Marc Choquette gives us a taste of his new afternoon ritual at his office at 500 Harrison Ave. in the South End: Having his retinas fried to a cinder by the blinding light reflected off Millennium Tower.
Some sort of power problem at Back Bay means the T is urging people headed for downtown points to use the Green Line instead. Meanwhile, The Management reports:
Stuck at Aquarium and i can't even see the penguins. Blue Line delay due to "signal problem" at Orient Heights.
UPDATE: The Globe reports police have video that appears to show Marr falling into the river.
A Boston Police dive team and other searchers have returned to the Charles River near North Station, where crews searched last week for evidence related to the disappearance of Zachary Marr, last seen outside the Bell in Hand and the Boston Public Market on Feb. 13. Read more.
RoadTrip New England met him in Liberty Square.
Bcole took in a protest against winter outside South Station this morning.
On New Year's Day, 1899, the first train steamed out of what was then called South Central Station at Atlantic Avenue and Summer Street. Built to replace the four other train terminals south of downtown, the station was physically one of the largest in the world - and for decades served more passengers than any other station in the US. It had 26 platforms, apartments for railroad workers, 45 bathrooms with automatically flushing toilets and a separate women's waiting room with lounge and rocking chairs and cribs.
News photographer Leslie Jones chronicled the station's life in the middle of the 20th century, when trains were the dominant mode of transportation and the station went from Atlantic Avenue to Dorchester Avenue along Fort Point Channel. Here are some of his photos. Read more.
Today, Tower 1 is a shed, basically, but it once was an actual three-story tower in the middle of all the tracks funneling towards South Station. Installed in 1899, it handled the more than 700 trains that once came into and left what was once the busiest train station in the country, using hand-cranked levers to control pneumatic tubes that changed the
settings of switches in the station's large "interlocking," where trains could be guided from one set of tracks to another. Read more.
Dave, a Worcester Line rider with an interest in trains, begins to break down what happened with the trains into and out of South Station yesterday: It all involves an Amtrak computer room, called Tower 1 from the days when it was an actual tower with men who moved actual levers to switch trains.

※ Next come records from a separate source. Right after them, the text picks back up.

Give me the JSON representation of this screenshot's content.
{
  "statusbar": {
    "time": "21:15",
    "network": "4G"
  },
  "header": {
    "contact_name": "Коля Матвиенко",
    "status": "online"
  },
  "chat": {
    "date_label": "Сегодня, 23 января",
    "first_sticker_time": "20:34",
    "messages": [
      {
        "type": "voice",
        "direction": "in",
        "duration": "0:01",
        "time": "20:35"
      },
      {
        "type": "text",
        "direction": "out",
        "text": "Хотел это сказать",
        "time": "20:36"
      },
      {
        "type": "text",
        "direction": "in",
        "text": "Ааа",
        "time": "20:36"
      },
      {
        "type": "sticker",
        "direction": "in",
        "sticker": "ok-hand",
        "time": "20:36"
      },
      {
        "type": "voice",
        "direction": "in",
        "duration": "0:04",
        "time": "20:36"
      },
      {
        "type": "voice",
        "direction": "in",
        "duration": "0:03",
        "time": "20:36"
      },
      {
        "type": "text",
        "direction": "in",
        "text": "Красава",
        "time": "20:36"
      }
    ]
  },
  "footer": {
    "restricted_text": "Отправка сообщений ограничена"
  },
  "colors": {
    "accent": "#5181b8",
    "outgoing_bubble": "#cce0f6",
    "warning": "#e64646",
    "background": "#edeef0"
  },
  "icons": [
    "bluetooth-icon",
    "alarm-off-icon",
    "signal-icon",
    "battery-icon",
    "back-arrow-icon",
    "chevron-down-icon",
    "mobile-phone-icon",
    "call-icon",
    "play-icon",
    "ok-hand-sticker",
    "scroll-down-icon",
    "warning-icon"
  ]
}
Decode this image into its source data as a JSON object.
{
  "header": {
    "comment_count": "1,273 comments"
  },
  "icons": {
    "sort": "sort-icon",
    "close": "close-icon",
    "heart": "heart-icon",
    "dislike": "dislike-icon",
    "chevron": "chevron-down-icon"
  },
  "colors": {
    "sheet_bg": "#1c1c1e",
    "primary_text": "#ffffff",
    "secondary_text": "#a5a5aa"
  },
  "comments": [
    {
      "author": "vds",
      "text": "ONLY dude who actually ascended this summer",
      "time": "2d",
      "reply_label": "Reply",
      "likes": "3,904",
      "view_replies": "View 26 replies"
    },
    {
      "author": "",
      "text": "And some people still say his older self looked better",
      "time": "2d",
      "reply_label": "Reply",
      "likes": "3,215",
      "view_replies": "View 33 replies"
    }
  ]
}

Word from Keolis came around 5:40 a.m.
Now about the problems on the Fitchburg and Lowell lines into North Station ...
MBTA Commuter Rail tweets:
Amtrak does not have an estimated time for restoration of the signal system at South Station. Delays should be anticipated tomorrow.
This was, of course, after a horrible evening commute that mirrored the horrible morning commute - with the main exception being that this time, when a Red Line train died downtown, it didn't gum up the entire Red Line.
Amtrak is reporting 1-2 hour delays on its trains in and out of Boston due to the same South Station problem that screwed up commuter-rail service this morning (and which continue to screw up commuter-rail service), adds:
Signals are currently being operated manually which significantly limits the amount of trains arriving and departing the station. Amtrak engineering forces are actively working to fix the issue and restore scheduled service.
MBTA General Manager Frank DiPaola says an exterior metal panel fell off a southbound Orange Line train at State Street last night and then a second train ran over it, leading to a chaotic scene that involved passengers kicking out windows to escape the second train when it and the station began filling with smoke. In a statement, he says: Read more.
Heather Parker reports she was on an Orange Line train to Forest Hills, when there was a bang and what looked like flames as the train entered State Street shortly before 9 p.m.
Passengers evacuated the train, the station filled with smoke and firefighters arrived and asked the T to shut power in both directions, from Community College to Tufts.
UPDATE: Barney Fannings has gotten the OK to reopen.
ISD inspectors have shut several restaurants after their sprinkler pipes burst, flooding their kitchens with water and, in some cases, shutting off their water altogether, over the past three days. The tally so far:
Barney Fannings, 99 Broad St., downtown
Boston Beer Garden, 732 Broadway, South Boston
Upper Crust, 683 Tremont St., South End
Viga, 291 Devonshire St., downtown
Whiskey's Steakhouse, 885 Boylston St., Back Bay